Everyone is anticipating the unveiling of three new iPhones, plus new Apple Watch models and new AirPods, among other things, at the company’s annual event coming in just a few weeks.
One of the big questions remaining is the actual date of the event itself, widely expected at this point to be Sept. 12. A report out of Europe today adds more fuel to expectations that will definitely be the day of Apple’s annual iPhone-centric event, with French radio station Europe 1 citing unnamed sources to report the event is set for Sept. 12 at Steve Jobs Theater. Ten a.m. local time would be the start, as usual.
Apart from the report today, we can also use some existing clues to make an educated guess that only reinforces Sept. 12 as the likely date of the event:
If history is any guide, we can look at the fact that Apple’s iPhone events are always held on Tuesdays or Wednesdays. This year, Sept. 12 is a Wednesday. Monday, Sept. 3, is also Labor Day, and MacRumors speculates that also points to Sept. 12 because the company won’t want media traveling to the event getting snarled up in holiday weekend traffic.
Sept. 11, a Tuesday, wouldn’t likely be the date because of the somber anniversary of that day. There’s also been some reporting that pre-orders for the next iPhone will start on Friday, Sept. 14.
The closer we get to the date, the rumor mill is certainly working overtime, with leaks and speculation piling up fast. Earlier today, in fact, we noted that Bloomberg has sources reporting that Apple’s new iPhones will feature “a wider range of prices, features and sizes” than last year’s iPhone slate but will stick to the near bezel-free design introduced last year.

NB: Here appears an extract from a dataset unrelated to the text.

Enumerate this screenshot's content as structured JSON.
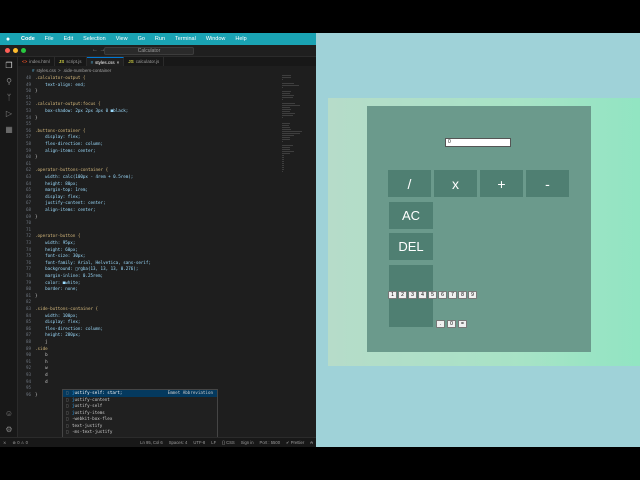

“None of the three iPhones will be wholly new designs like the iPhone X was last year or the iPhone 6 in 2014, with some inside Apple labeling the launch as an ‘S year,’ a designation the company has given to new handsets that retain the previous design but add new internal features,” Bloomberg reports. “The company is planning more significant changes for next year, they added.”
Bloomberg goes on to note that Apple isn’t as focused on bringing in millions of new iPhone users these days so much as it is on incrementally raising average prices for the devices, plus expanding the number of active devices. Which would support the sale of accessories and services like Apple Music that the company is heavily focused on expanding these days.
Along those lines, the news service also quotes veteran Apple analyst Gene Munster, who notes that the iPhone is in a 0-to-5 percent annual growth mode today. He says the news coming in just a few weeks will likely help keep the iPhone set on that path.